Task directions ▸ Leaving the pictures aside, repeat every line below exactly.

Records for processing ▸
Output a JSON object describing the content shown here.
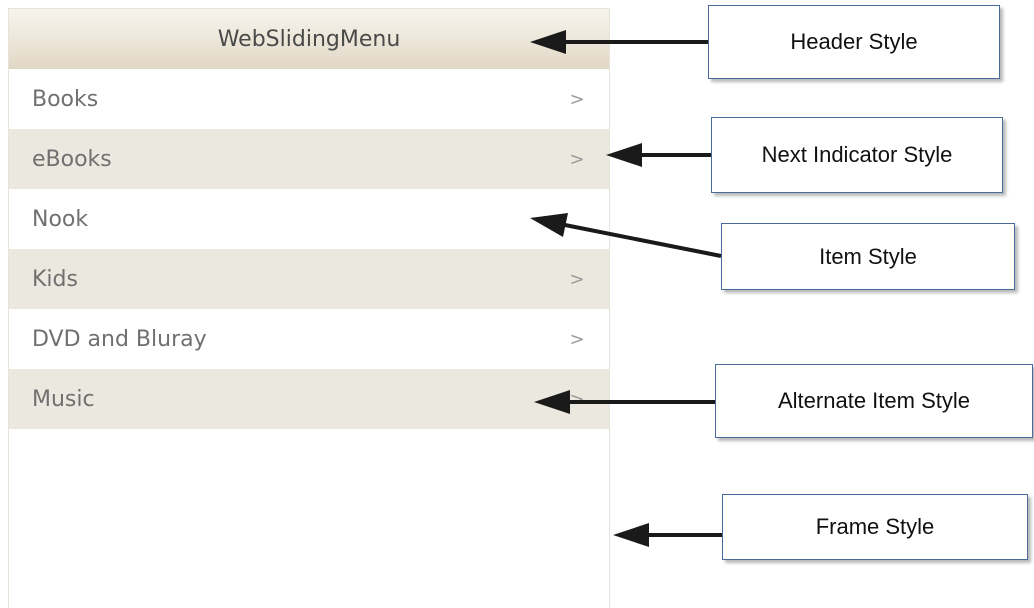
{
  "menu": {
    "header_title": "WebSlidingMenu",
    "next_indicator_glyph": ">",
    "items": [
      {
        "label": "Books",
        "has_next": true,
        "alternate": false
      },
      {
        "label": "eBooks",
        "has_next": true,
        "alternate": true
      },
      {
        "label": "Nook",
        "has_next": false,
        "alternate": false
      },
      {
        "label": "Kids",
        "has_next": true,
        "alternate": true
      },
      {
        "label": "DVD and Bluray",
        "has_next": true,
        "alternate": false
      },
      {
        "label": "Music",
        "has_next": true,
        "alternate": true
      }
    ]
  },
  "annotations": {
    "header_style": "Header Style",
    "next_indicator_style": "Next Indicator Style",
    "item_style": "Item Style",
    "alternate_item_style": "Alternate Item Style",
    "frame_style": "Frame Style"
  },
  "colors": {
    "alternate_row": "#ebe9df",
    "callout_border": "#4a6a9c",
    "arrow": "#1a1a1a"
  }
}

Answer section ▸
Output a JSON object describing the content shown here.
{
  "menu": {
    "header_title": "WebSlidingMenu",
    "next_indicator_glyph": ">",
    "items": [
      {
        "label": "Books",
        "has_next": true,
        "alternate": false
      },
      {
        "label": "eBooks",
        "has_next": true,
        "alternate": true
      },
      {
        "label": "Nook",
        "has_next": false,
        "alternate": false
      },
      {
        "label": "Kids",
        "has_next": true,
        "alternate": true
      },
      {
        "label": "DVD and Bluray",
        "has_next": true,
        "alternate": false
      },
      {
        "label": "Music",
        "has_next": true,
        "alternate": true
      }
    ]
  },
  "annotations": {
    "header_style": "Header Style",
    "next_indicator_style": "Next Indicator Style",
    "item_style": "Item Style",
    "alternate_item_style": "Alternate Item Style",
    "frame_style": "Frame Style"
  },
  "colors": {
    "alternate_row": "#ebe9df",
    "callout_border": "#4a6a9c",
    "arrow": "#1a1a1a"
  }
}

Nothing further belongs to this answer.